Read more about popular topics in family law and whether or not what you believe about them is true. In the meantime, if you have questions on these or any other topics in family law, please do not hesitate to contact the Law Office of Bryan Fagan, PLLC. We offer free of charge consultations six days a week to people in our community with questions for our attorneys. It would be our honor to address your concerns and answer your questions.
Bryan Fagan, a native of Atascocita, Texas, is a dedicated family law attorney inspired by John Grisham’s “The Pelican Brief.” He is the first lawyer in his family, which includes two adopted brothers. Bryan’s commitment to family is personal and professional; he cared for his grandmother with Alzheimer’s while completing his degree and attended the South Texas College of Law at night.
Married with three children, Bryan’s personal experiences enrich his understanding of family dynamics, which is central to his legal practice. He specializes in family law, offering innovative and efficient legal services. A certified member of the College of the State Bar of Texas, Bryan is part of an elite group of legal professionals committed to ongoing education and high-level expertise.
His legal practice covers divorce, custody disputes, property disputes, adoption, paternity, and mediation. Bryan is also experienced in drafting marital property agreements. He leads a team dedicated to complex family law cases and protecting families from false CPS allegations.
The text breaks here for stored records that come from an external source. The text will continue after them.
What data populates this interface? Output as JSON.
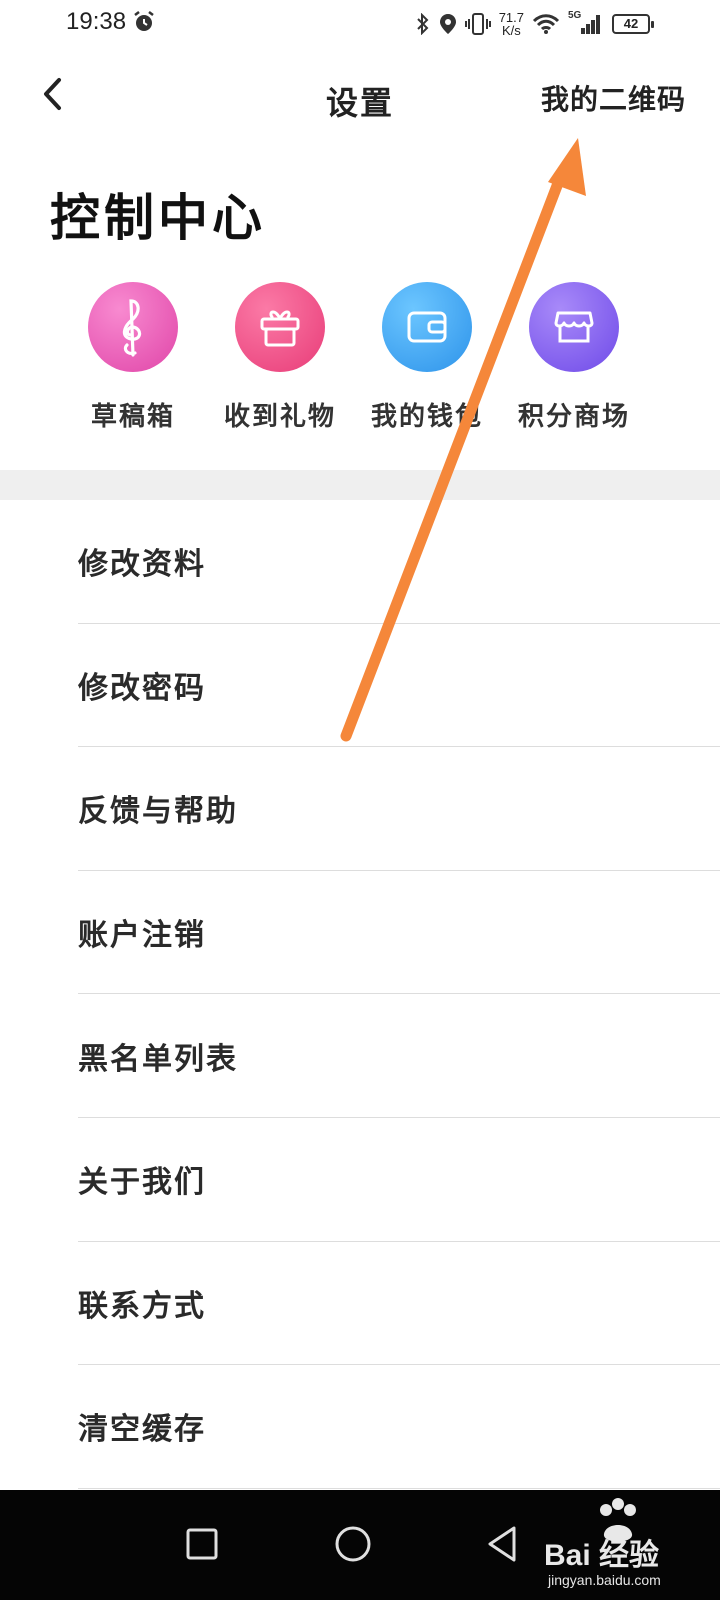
{
  "status_bar": {
    "time": "19:38",
    "net_speed_value": "71.7",
    "net_speed_unit": "K/s",
    "network_type": "5G",
    "battery": "42"
  },
  "nav": {
    "title": "设置",
    "qr_link": "我的二维码"
  },
  "control_center": {
    "heading": "控制中心",
    "shortcuts": [
      {
        "label": "草稿箱",
        "icon": "treble-clef-icon",
        "color": "#ec5cb2"
      },
      {
        "label": "收到礼物",
        "icon": "gift-icon",
        "color": "#f0508a"
      },
      {
        "label": "我的钱包",
        "icon": "wallet-icon",
        "color": "#3aa8f5"
      },
      {
        "label": "积分商场",
        "icon": "store-icon",
        "color": "#7f5ef0"
      }
    ]
  },
  "settings": {
    "items": [
      {
        "label": "修改资料"
      },
      {
        "label": "修改密码"
      },
      {
        "label": "反馈与帮助"
      },
      {
        "label": "账户注销"
      },
      {
        "label": "黑名单列表"
      },
      {
        "label": "关于我们"
      },
      {
        "label": "联系方式"
      },
      {
        "label": "清空缓存"
      }
    ]
  },
  "annotation": {
    "color": "#f5873a"
  },
  "watermark": {
    "brand": "Bai 经验",
    "url": "jingyan.baidu.com"
  }
}
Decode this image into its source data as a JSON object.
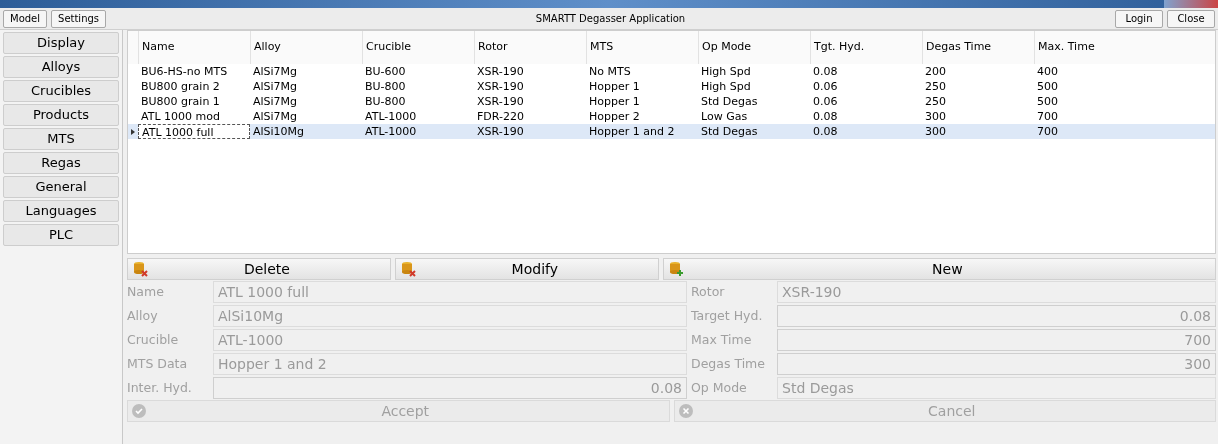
{
  "window": {
    "title": "SMARTT Degasser Application"
  },
  "toolbar_left": [
    "Model",
    "Settings"
  ],
  "toolbar_right": [
    "Login",
    "Close"
  ],
  "sidebar": {
    "items": [
      {
        "label": "Display"
      },
      {
        "label": "Alloys"
      },
      {
        "label": "Crucibles"
      },
      {
        "label": "Products"
      },
      {
        "label": "MTS"
      },
      {
        "label": "Regas"
      },
      {
        "label": "General"
      },
      {
        "label": "Languages"
      },
      {
        "label": "PLC"
      }
    ]
  },
  "table": {
    "columns": [
      "Name",
      "Alloy",
      "Crucible",
      "Rotor",
      "MTS",
      "Op Mode",
      "Tgt. Hyd.",
      "Degas Time",
      "Max. Time"
    ],
    "rows": [
      {
        "selected": false,
        "cells": [
          "BU6-HS-no MTS",
          "AlSi7Mg",
          "BU-600",
          "XSR-190",
          "No MTS",
          "High Spd",
          "0.08",
          "200",
          "400"
        ]
      },
      {
        "selected": false,
        "cells": [
          "BU800 grain 2",
          "AlSi7Mg",
          "BU-800",
          "XSR-190",
          "Hopper 1",
          "High Spd",
          "0.06",
          "250",
          "500"
        ]
      },
      {
        "selected": false,
        "cells": [
          "BU800 grain 1",
          "AlSi7Mg",
          "BU-800",
          "XSR-190",
          "Hopper 1",
          "Std Degas",
          "0.06",
          "250",
          "500"
        ]
      },
      {
        "selected": false,
        "cells": [
          "ATL 1000 mod",
          "AlSi7Mg",
          "ATL-1000",
          "FDR-220",
          "Hopper 2",
          "Low Gas",
          "0.08",
          "300",
          "700"
        ]
      },
      {
        "selected": true,
        "cells": [
          "ATL 1000 full",
          "AlSi10Mg",
          "ATL-1000",
          "XSR-190",
          "Hopper 1 and 2",
          "Std Degas",
          "0.08",
          "300",
          "700"
        ]
      }
    ]
  },
  "actions": [
    {
      "label": "Delete",
      "kind": "delete"
    },
    {
      "label": "Modify",
      "kind": "delete"
    },
    {
      "label": "New",
      "kind": "add"
    }
  ],
  "form_left": [
    {
      "label": "Name",
      "value": "ATL 1000 full",
      "kind": "text"
    },
    {
      "label": "Alloy",
      "value": "AlSi10Mg",
      "kind": "combo"
    },
    {
      "label": "Crucible",
      "value": "ATL-1000",
      "kind": "combo"
    },
    {
      "label": "MTS Data",
      "value": "Hopper 1 and 2",
      "kind": "combo"
    },
    {
      "label": "Inter. Hyd.",
      "value": "0.08",
      "kind": "spin"
    }
  ],
  "form_right": [
    {
      "label": "Rotor",
      "value": "XSR-190",
      "kind": "combo"
    },
    {
      "label": "Target Hyd.",
      "value": "0.08",
      "kind": "spin"
    },
    {
      "label": "Max Time",
      "value": "700",
      "kind": "spin"
    },
    {
      "label": "Degas Time",
      "value": "300",
      "kind": "spin"
    },
    {
      "label": "Op Mode",
      "value": "Std Degas",
      "kind": "combo"
    }
  ],
  "confirm": [
    {
      "label": "Accept",
      "kind": "accept"
    },
    {
      "label": "Cancel",
      "kind": "cancel"
    }
  ]
}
Based in Houston, Bryan is active in the Houston Family Law Sector of the Houston Bar Association and various family law groups in Texas. His deep understanding of family values and his professional dedication make him a compassionate advocate for families navigating Texas family law.